The first category is List A, which requires only one document for identification. An unexpired MMD falls into this category, even though it’s being phased out.
The second category, List B, requires two documents from the list for identification. Both an unexpired MML bearing an official raised seal, or a certified copy of the MML and an unexpired MMC fall into this category. Also, the TWIC itself is found on List B, requiring an additional approved document as well.
When John Bennett, president of Maritime Protective Services, a Florida-based compliance consulting and training firm, got his TWIC in 2009, he took a U.S. passport, which is on List A, making it sufficient identification by itself. But at the enrolling office he also had to show his driver’s license.
“There’s a difference between what’s on the list and what actually happens when you go in the office,” Bennett said.
To help TWIC holders extend the life of their documents, TSA has launched a three-year replacement Extended Expiration Date (EED) TWIC at a reduced cost of $60, compared to the standard fee of $129.75.
Beginning in late August, U.S. citizens or U.S. nationals who hold TWICs that will expire on or before Dec. 31, 2014, can apply for the extension.
TWIC holders who are not U.S. citizens or U.S. nationals or who are eligible but do not wish to use the three-year renewal option can apply for the standard five-year renewal.
The three-year option is a one-time opportunity, Dankers noted.
“Upon the expiration of this three-year EED TWIC, all TWIC holders will be required to enroll for a standard five-year TWIC,” she said.
The extension program is designed to allow TWIC holders to renew their cards at a lower cost while TSA deploys the much-delayed biometric readers that are at the heart of the TWIC program.
Without the biometric identification, the TWIC security measures won’t have much teeth.

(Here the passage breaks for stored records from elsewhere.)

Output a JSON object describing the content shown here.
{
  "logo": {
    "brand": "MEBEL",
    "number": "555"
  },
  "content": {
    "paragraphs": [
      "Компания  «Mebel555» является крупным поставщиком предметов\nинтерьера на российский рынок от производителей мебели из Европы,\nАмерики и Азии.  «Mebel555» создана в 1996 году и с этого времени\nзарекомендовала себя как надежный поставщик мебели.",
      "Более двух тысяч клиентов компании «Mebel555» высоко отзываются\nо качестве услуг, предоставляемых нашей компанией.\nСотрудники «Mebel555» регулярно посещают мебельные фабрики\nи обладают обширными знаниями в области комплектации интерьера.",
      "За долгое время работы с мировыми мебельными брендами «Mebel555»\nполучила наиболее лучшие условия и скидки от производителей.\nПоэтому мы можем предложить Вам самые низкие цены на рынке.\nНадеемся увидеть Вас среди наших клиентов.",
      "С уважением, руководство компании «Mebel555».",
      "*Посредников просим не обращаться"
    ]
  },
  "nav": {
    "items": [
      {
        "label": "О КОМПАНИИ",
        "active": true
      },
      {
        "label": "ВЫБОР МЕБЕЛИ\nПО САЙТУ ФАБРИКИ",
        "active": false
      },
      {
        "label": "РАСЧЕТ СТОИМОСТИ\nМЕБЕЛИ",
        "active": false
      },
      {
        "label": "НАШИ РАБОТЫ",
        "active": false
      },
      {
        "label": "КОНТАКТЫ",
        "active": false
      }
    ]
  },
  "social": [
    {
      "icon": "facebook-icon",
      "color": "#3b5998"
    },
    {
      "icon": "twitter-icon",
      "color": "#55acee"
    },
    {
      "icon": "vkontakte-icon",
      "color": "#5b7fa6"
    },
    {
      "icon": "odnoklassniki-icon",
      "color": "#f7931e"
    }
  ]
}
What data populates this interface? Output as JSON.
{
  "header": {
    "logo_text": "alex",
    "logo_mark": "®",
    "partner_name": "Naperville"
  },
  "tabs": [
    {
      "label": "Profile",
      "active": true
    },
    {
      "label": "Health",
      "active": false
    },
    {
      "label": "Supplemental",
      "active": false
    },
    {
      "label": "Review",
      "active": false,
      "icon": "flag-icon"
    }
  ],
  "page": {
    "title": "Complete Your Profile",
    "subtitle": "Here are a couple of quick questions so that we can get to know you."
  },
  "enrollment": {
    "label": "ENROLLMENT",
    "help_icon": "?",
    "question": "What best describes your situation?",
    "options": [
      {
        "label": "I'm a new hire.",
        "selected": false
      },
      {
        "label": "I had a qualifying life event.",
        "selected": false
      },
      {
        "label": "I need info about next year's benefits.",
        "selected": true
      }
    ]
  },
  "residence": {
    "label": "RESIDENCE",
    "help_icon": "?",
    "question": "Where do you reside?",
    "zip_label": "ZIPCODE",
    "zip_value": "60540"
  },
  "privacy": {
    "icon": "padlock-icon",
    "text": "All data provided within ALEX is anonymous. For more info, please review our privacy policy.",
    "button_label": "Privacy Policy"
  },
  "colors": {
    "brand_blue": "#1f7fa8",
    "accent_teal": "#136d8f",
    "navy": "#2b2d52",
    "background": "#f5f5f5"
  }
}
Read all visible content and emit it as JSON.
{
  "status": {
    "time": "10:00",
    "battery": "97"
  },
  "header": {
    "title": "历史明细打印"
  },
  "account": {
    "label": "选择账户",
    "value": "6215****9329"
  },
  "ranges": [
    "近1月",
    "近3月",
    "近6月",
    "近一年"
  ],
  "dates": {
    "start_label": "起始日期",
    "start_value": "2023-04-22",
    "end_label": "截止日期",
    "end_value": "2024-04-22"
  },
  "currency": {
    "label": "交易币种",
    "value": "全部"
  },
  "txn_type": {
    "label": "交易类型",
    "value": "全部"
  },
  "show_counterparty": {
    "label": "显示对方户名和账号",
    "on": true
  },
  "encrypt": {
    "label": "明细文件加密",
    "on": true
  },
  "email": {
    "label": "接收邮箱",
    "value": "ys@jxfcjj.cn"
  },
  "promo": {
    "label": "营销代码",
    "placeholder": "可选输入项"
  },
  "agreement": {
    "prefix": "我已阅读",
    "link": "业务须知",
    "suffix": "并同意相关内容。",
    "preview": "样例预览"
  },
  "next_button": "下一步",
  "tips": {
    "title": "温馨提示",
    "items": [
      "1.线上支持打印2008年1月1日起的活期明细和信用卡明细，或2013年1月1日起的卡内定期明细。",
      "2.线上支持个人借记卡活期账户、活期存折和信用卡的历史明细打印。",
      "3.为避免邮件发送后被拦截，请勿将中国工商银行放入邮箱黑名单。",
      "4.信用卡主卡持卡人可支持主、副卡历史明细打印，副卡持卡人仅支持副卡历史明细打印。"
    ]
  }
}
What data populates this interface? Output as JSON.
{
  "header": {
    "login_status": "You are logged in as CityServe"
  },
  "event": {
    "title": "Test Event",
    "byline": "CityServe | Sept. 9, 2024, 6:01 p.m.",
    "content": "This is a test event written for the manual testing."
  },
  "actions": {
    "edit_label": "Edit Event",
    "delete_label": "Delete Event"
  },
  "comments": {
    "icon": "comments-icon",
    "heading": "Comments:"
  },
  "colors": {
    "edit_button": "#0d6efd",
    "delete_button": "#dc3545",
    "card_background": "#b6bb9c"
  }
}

“If we don’t have the readers, it’s just a glorious piece of laminated plastic that has a picture of you on it,” Bennett said.